On October 25, 2011, a group of citizens (Occupy Ft. Meyers) filed a lawsuit in the U.S. District Court for the Middle District of Florida against the City of Fort Myers, under 42 U.S.C. § 1983, challenging that the defendant's municipal code unconstitutionally suppressed plaintiff's activities. ...
read more >
On October 25, 2011, a group of citizens (Occupy Ft. Meyers) filed a lawsuit in the U.S. District Court for the Middle District of Florida against the City of Fort Myers, under 42 U.S.C. § 1983, challenging that the defendant's municipal code unconstitutionally suppressed plaintiff's activities. The plaintiffs, represented by private counsel, asked the court for a preliminary injunction to restrain enforcing certain portions of the code and to declare that such portions violated the rights to free speech, assembly and association, under the First Amendment.

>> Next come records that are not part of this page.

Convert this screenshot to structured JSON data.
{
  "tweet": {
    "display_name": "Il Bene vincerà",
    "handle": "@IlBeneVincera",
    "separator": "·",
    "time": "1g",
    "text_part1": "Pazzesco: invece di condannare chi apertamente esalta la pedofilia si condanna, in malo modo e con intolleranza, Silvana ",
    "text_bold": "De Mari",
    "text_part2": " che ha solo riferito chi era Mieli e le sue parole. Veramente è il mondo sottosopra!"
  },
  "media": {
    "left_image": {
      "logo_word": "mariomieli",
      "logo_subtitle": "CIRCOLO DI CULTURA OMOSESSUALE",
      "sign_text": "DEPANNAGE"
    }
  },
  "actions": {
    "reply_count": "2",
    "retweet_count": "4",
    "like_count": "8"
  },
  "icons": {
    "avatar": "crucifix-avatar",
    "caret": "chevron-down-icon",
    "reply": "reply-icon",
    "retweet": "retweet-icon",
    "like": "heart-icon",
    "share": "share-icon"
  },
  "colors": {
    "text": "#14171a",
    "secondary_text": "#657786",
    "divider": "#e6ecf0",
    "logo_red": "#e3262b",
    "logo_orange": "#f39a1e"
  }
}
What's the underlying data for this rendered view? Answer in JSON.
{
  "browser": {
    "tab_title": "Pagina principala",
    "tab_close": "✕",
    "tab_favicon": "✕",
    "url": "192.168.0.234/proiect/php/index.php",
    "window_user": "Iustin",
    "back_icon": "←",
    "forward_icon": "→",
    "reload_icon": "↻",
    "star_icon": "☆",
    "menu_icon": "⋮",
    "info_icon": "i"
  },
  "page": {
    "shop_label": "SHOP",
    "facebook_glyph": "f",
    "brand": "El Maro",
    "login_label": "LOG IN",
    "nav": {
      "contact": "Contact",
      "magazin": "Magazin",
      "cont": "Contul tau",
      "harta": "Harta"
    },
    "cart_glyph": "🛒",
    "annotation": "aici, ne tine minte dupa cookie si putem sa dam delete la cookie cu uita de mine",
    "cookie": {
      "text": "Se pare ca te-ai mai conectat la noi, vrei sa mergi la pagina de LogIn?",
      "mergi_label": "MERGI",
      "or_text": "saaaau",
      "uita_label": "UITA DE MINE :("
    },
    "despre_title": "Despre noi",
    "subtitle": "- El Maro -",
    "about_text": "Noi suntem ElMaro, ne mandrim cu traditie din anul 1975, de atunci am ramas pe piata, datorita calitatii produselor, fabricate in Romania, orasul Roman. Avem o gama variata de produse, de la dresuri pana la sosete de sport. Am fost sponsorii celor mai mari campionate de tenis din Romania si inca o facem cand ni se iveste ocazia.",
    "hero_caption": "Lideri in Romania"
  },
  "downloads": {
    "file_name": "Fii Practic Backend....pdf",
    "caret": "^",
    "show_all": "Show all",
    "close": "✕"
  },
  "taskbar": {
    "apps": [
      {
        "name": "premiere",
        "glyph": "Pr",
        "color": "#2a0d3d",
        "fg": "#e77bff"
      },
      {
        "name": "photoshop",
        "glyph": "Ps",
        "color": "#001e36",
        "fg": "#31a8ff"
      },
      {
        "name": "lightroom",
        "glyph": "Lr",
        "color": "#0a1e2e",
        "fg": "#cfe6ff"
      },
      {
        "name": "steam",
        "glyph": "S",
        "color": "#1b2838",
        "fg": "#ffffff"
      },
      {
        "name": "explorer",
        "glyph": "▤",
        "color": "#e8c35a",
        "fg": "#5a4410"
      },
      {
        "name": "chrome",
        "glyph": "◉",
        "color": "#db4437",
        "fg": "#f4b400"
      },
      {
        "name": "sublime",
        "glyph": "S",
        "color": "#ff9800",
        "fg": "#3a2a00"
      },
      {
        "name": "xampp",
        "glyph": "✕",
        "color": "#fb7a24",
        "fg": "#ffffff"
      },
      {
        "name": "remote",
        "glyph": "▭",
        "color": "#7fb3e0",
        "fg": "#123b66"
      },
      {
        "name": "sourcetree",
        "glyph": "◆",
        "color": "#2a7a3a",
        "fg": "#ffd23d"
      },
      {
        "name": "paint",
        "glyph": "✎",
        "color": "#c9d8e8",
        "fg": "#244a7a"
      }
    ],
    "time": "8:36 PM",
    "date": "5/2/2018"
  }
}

Defendant had employed a code requiring a special permit-signed by the chief or authorized member of the police department-for every parade, procession or public open-air meeting. Around October 11, 2011, the plaintiff began organizing the Occupy Fort Myers movement and held political activities (e.g., rally, building tents and information booths) at Centennial Park to promote awareness of the influence of private money in the nation's political process. The plaintiff attempted to acquire a "Special Events" permit but was denied presumably due to lack of the required liability insurance policy. On October 20, 2011, the police department of the defendant began issuing citations to plaintiff for remaining overnight in the park. Subsequently, plaintiff filed this suit.
The plaintiff argued that defendant's code: (1) provided targeted regulation of political speech with uncontrolled discretion in City officials to approve or deny permits; (2) included vague language as to cause citizens to censor speech and conduct; and (3) included language suppressing citizens' liberty interest in lounging on public benches and places. The defendant contended in part that portions of the code-some of which were to be repealed-were not enforced and thus request for the preliminary injunction was moot.
On November 15, 2012, the District Court (Judge Steele) issued an order for preliminary injunction to some of the plaintiff's claims. On November 17, 2011, the defendant denied plaintiff's request for a permit, and around 11:00 pm, the police department demanded that the plaintiff leave the park or face arrest.
The plaintiff and defendant negotiated a settlement agreement. On March 4, 2013, the District Court (Judge Steele) dismissed the case with prejudice.David Cho - 10/08/2014